-- PROBLEM REQUIREMENTS --
Return each line below holding the string "icon".

[Website and app data records]
▼
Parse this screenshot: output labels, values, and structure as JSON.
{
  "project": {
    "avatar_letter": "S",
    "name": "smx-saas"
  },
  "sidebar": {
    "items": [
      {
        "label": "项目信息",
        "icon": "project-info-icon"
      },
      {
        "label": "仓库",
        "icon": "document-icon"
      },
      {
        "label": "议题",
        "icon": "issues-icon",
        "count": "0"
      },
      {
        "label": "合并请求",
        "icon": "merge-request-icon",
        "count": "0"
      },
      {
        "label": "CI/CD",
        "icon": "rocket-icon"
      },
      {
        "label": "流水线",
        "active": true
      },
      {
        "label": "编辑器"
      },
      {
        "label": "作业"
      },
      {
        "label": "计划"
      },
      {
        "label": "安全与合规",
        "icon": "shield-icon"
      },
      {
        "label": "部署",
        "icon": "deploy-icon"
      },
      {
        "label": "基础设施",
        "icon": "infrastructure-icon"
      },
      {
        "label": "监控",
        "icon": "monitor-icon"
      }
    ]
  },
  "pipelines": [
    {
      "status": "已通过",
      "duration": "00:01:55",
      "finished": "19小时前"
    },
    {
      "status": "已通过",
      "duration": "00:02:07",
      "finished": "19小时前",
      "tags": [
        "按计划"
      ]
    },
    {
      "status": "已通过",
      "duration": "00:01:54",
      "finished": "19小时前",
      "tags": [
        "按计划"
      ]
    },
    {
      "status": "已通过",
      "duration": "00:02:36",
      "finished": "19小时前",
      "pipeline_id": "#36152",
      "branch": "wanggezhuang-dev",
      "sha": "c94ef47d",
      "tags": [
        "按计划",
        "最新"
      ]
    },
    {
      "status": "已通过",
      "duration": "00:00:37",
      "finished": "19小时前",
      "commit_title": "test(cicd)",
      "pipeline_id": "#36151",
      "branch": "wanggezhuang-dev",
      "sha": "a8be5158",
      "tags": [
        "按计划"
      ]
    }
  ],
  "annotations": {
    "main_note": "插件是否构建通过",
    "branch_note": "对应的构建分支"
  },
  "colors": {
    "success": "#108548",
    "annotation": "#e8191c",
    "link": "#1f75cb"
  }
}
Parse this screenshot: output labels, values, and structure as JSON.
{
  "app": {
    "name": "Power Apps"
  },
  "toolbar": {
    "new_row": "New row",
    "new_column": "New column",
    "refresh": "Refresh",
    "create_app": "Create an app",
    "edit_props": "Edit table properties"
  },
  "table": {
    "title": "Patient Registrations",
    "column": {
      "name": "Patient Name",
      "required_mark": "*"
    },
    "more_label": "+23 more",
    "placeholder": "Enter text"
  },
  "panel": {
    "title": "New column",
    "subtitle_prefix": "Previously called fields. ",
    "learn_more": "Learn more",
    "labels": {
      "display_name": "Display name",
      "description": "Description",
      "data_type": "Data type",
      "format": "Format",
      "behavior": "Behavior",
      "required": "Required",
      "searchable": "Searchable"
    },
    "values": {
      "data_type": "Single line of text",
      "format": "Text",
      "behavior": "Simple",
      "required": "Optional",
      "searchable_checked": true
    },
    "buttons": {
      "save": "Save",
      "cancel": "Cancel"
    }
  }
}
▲
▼
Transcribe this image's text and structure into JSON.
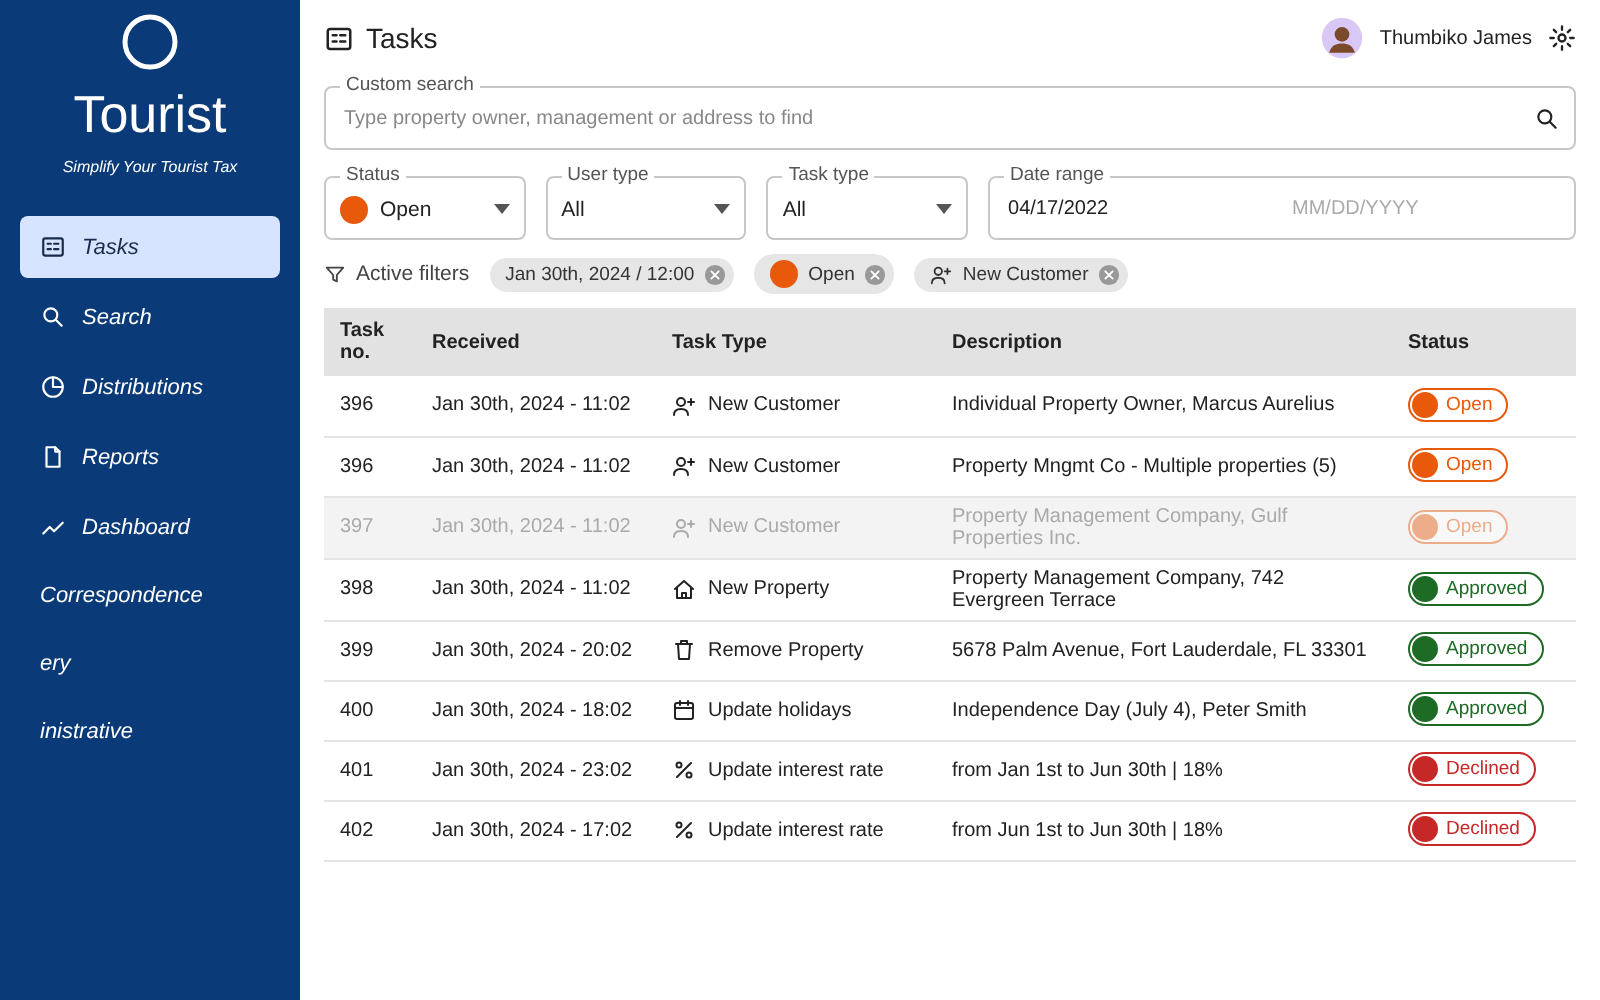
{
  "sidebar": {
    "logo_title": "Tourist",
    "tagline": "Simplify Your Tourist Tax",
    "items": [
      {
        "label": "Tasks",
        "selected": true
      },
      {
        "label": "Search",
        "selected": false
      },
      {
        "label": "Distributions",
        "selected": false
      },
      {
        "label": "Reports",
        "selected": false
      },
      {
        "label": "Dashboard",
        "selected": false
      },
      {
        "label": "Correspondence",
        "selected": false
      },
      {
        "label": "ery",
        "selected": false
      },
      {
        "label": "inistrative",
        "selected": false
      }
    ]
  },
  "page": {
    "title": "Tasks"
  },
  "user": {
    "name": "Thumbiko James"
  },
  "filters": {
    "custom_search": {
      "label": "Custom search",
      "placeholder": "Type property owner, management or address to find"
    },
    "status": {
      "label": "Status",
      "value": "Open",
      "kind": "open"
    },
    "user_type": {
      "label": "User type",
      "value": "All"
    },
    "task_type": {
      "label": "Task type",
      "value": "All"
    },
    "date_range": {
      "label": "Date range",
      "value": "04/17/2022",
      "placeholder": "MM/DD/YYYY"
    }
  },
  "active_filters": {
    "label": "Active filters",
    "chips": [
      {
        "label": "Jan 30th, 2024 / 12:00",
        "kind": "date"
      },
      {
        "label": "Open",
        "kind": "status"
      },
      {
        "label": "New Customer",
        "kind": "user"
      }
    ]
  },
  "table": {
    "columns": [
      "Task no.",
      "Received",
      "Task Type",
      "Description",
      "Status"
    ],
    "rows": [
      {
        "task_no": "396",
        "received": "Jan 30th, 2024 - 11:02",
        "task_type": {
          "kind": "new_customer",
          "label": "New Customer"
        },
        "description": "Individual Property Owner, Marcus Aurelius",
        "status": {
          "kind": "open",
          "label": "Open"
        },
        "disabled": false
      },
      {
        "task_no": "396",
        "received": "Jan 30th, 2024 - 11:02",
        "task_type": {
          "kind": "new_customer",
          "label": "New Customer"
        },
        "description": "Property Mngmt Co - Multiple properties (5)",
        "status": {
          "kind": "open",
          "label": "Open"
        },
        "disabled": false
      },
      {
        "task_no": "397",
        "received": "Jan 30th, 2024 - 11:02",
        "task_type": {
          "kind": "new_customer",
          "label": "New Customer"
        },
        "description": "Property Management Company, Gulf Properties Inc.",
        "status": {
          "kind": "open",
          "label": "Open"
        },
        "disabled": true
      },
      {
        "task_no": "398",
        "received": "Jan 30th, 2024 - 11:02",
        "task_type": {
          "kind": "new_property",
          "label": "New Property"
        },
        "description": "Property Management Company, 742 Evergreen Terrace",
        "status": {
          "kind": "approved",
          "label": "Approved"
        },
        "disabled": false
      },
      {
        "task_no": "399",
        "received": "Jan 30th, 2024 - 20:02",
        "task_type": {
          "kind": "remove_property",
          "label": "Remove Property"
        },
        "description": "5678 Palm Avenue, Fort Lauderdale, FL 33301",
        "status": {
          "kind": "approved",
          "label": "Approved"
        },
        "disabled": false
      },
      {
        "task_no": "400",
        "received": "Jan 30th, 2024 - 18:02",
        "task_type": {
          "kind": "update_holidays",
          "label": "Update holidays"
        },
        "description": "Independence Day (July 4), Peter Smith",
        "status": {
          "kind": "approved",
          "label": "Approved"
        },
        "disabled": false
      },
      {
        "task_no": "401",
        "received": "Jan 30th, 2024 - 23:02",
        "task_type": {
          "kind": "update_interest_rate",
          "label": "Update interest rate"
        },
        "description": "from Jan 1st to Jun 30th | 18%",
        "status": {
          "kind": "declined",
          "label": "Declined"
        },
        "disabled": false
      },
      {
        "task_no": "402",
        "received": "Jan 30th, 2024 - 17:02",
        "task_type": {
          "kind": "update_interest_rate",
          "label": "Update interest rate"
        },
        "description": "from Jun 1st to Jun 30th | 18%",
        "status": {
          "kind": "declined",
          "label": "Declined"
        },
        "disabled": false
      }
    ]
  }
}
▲
-- REPLY TO THE TASK --
        "icon": "project-info-icon"
        "icon": "document-icon"
        "icon": "issues-icon",
        "icon": "merge-request-icon",
        "icon": "rocket-icon"
        "icon": "shield-icon"
        "icon": "deploy-icon"
        "icon": "infrastructure-icon"
        "icon": "monitor-icon"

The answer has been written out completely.